1500 feet above the ground surface is where our suite of instruments normally operates, but for this flight we are taking them up higher, much higher, in fact over 20 times our normal range to 33,000 feet. Our flight plan is to repeat lines surveyed in a previous years by NASA’s Land, Vegetation Ice Sensor (LVIS) a scanning laser altimeter. LVIS has collected data as part of the IceBridge instrument suite in the past, but it was flown separately at high altitude on its own plane, in order to map large areas of both land and sea ice. This flight will refly some of LVIS’s work but using a subset of the instruments on our plane, narrow swath-scanning lidar, the digital mapping camera system, the gravimeter, and our depth radar.

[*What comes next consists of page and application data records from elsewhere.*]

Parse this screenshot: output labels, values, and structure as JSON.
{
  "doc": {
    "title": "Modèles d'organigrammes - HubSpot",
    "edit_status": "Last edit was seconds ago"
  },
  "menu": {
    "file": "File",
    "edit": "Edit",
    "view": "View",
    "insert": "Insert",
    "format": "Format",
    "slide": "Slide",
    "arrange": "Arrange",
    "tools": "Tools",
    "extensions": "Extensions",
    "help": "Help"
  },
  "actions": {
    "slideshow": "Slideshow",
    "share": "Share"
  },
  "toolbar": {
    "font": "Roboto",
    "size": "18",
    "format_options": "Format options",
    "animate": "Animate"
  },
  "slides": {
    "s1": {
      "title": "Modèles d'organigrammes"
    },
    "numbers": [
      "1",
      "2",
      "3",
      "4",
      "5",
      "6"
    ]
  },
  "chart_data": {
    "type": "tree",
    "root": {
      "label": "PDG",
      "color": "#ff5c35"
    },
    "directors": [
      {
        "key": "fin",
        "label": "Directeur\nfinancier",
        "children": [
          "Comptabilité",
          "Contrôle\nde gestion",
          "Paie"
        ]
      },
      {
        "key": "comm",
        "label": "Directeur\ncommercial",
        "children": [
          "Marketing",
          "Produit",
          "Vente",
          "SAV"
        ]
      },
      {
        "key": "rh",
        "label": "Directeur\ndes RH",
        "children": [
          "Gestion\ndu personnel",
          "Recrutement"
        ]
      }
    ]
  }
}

At our higher elevation we will fly faster and can cover a lot of ground. The landscape of Antarctica can be hard to get ones head around – a glacier catchment is usually too big to fit into one field of view, so we see it bit by bit, and try to build up a physical picture in the same way we build up our understanding of the system – piece by piece. We have flown several missions into the Amundsen Sea region on the west Antarctic coast in the past, but this was the first time where we could really see the context of all of these different glaciers – flowing into the same embayment, forming ice shelves, calving ice bergs, and drifting northwards through the sea ice.
The flight offers views of some of the most noteworthy features in Antarctica. Pine Island Glacier, one of world’s fastest streaming glaciers, developed an 18 mile crack along its face in the fall of 2011 which spread further over the last few months. The crack will inevitably lead to breakage, dropping an iceberg which scientists have estimated will be close to 300 pound in size.
Bordering the glacier is one of two shield volcanoes we passed over during our flight. Pushing up through the Antarctic white mask, Mount Murphy diverts the ice streaming along the glacier. A steeply sloped massive 8 million year old peak, Mount Murphy pulls my thoughts back New York as it was named for an Antarctic bird expert from the American Museum of Natural History.
From Mount Murphy we continue to the second shield volcano, Mount Takahe. Ash from 7900 years ago found in an ice core from the neighboring Siple Dome has been attributed to an eruption from this volcano. This massive potentially active volcano is about 780 cubic kms in size. The volcano was named by a science team participating in the International Geophysical Year (1957-8) after the nickname of the plane providing their air support …an unusual name for a plane as its origin is that of a plump indigenous Māori bird from New Zealand which happens to be flightless! Regardless the rather round Mount Takahe soars high above the glacier as we move overtop.
From there we fly over the tongue of Thwaites Glacier as it calves icebergs into the Amundsen Sea. To read more about Thwaites check out my first blog of the season: https://news.climate.columbia.edu/2012/10/18/launching-the-season-with-a-key-mission-icebridge-antarctica-2012/
For more on the IceBridge project visit: